Review by Megan Renehan
In The Living Wills, Sullivan and Kaempfer tell a story of interconnected lives and the consequences of split-second decisions. The novel follows five main characters: a parking garage attendant, a barista, a toilet salesman, a lawyer, and a corporate executive, ultimately connecting their lives in deep and unexpected ways. The story is structured in short chapters alternating between the main characters' points of view. Rich with emotion and local detail, The Living Wills is a story that stayed with me long after I had closed the book.
In the preface, the authors note the novel's structure is influenced by the Harold, an improvisational theater form created by Del Close. While the novel does not exactly follow the form, the interwoven stories lend themselves to the influence of improv. Sullivan and Kaempfer set themselves up for a challenge by telling the stories of five main characters each through a different point of view, but each of the story lines is unique, all the characters are clearly drawn, and there is no confusion for the reader. Short chapters advance the plot quickly and keep the reader engaged.
What struck me most about this novel was its sweetness.
What struck me most about this novel was its sweetness. Sullivan and Kaempfer navigate issues of love, loss, and family dynamics with a care that is crucial to the success of the novel. The straightforward, unadorned prose does no work to convey the depth of emotion in the novel; that job is reserved solely for the characters, and they carry the load well. Though each of the characters trend slightly towards the stereotypical, the reader is able to accept them as individuals thanks to Sullivan and Kaempfer's well-placed personal details.
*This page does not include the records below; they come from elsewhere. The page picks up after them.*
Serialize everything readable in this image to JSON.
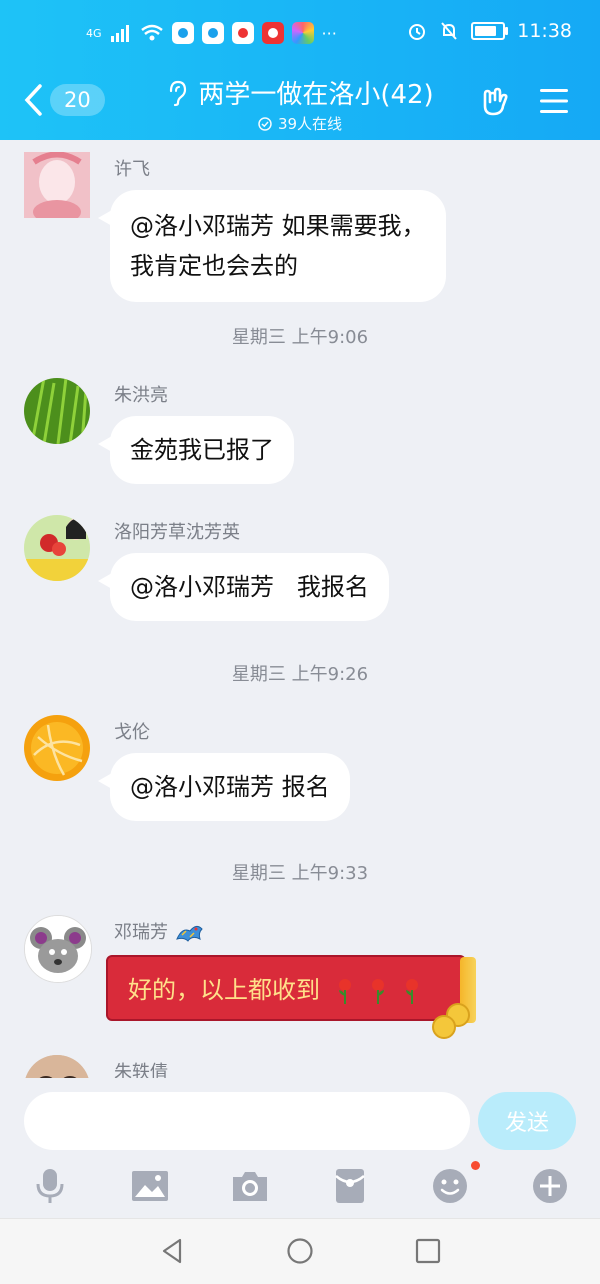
{
  "status_bar": {
    "network": "4G",
    "more": "···",
    "time": "11:38"
  },
  "header": {
    "back_count": "20",
    "group_name": "两学一做在洛小(42)",
    "online_status": "39人在线"
  },
  "messages": [
    {
      "sender": "许飞",
      "lines": [
        "@洛小邓瑞芳 如果需要我，",
        "我肯定也会去的"
      ]
    },
    {
      "timestamp": "星期三 上午9:06"
    },
    {
      "sender": "朱洪亮",
      "text": "金苑我已报了"
    },
    {
      "sender": "洛阳芳草沈芳英",
      "text": "@洛小邓瑞芳   我报名"
    },
    {
      "timestamp": "星期三 上午9:26"
    },
    {
      "sender": "戈伦",
      "text": "@洛小邓瑞芳 报名"
    },
    {
      "timestamp": "星期三 上午9:33"
    },
    {
      "sender": "邓瑞芳",
      "text": "好的，以上都收到"
    },
    {
      "sender": "朱轶倩"
    }
  ],
  "input": {
    "placeholder": "",
    "send_label": "发送"
  },
  "toolbar": {
    "items": [
      "mic-icon",
      "image-icon",
      "camera-icon",
      "red-packet-icon",
      "emoji-icon",
      "plus-icon"
    ]
  },
  "colors": {
    "header_start": "#1ec3f7",
    "header_end": "#15a9f5",
    "red_card": "#d92b3a"
  }
}
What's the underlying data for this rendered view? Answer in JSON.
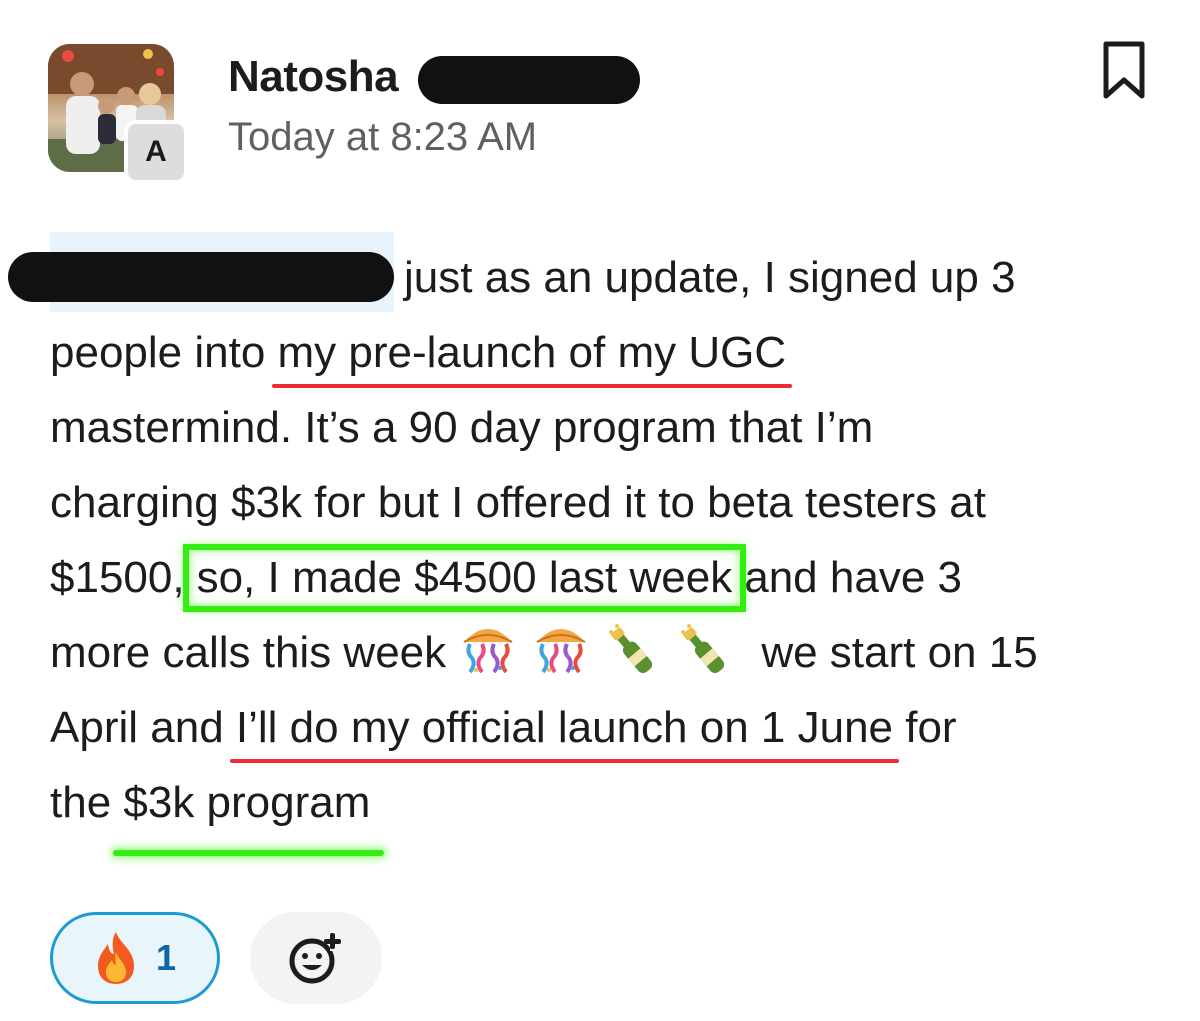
{
  "message": {
    "sender": "Natosha",
    "timestamp": "Today at 8:23 AM",
    "avatar_badge": "A",
    "body": {
      "line1_text": "just as an update, I signed up 3",
      "line2_pre": "people into ",
      "line2_underlined": "my pre-launch of my UGC",
      "line3": "mastermind. It’s a 90 day program that I’m",
      "line4": "charging $3k for but I offered it to beta testers at",
      "line5_pre": "$1500,",
      "line5_boxed": "so, I made $4500 last week",
      "line5_post": "and have 3",
      "line6_pre": "more calls this week",
      "line6_post": "we start on 15",
      "line7_pre": "April and ",
      "line7_underlined": "I’ll do my official launch on 1 June",
      "line7_post": " for",
      "line8_pre": "the ",
      "line8_underlined": "$3k program"
    },
    "emojis": [
      "confetti-ball-icon",
      "confetti-ball-icon",
      "champagne-icon",
      "champagne-icon"
    ]
  },
  "reactions": [
    {
      "emoji": "fire-icon",
      "count": "1"
    }
  ],
  "colors": {
    "red_underline": "#ee2a34",
    "green_highlight": "#33ee11",
    "reaction_border": "#1d9bd1",
    "reaction_count": "#1264a3",
    "mention_bg": "#e8f4fb"
  }
}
Delmar, the toilet salesman, is a salesman to his core, and his application of sales principles to his romantic relationship is at once comic and endearing. Similarly, the scenes in the parking garage with the executive and the attendant are injected with emotion when we learn that “Reed went through the usual charade of offering a smoke to Henry, who always pretended to consider it before declining.” These details elevate the novel from cliché to something much deeper and more satisfying for the reader.
As difficult as it is to wrap up intricately woven narratives, Sullivan and Kaempfer succeed there, as well. However, for me, the final section, “Justice,” seemed more like an afterthought and negated the balanced ending that the authors had achieved for the primary characters. “Justice” was the giant bow on an already beautifully decorated package – it wasn't needed and detracted slightly.
The rich details about Chicago only add to the novel's appeal, and I find myself thinking of Henry, Reed, and Delmar when I pass Waveland Bowl or a parking area on lower Wacker Drive.
On the whole, The Living Wills was a pleasure to read for Sullivan and Kaempfer's deft characterization and effective structural choices. The rich details about Chicago only add to the novel's appeal, and I find myself thinking of Henry, Reed, and Delmar when I pass Waveland Bowl or a parking area on lower Wacker Drive.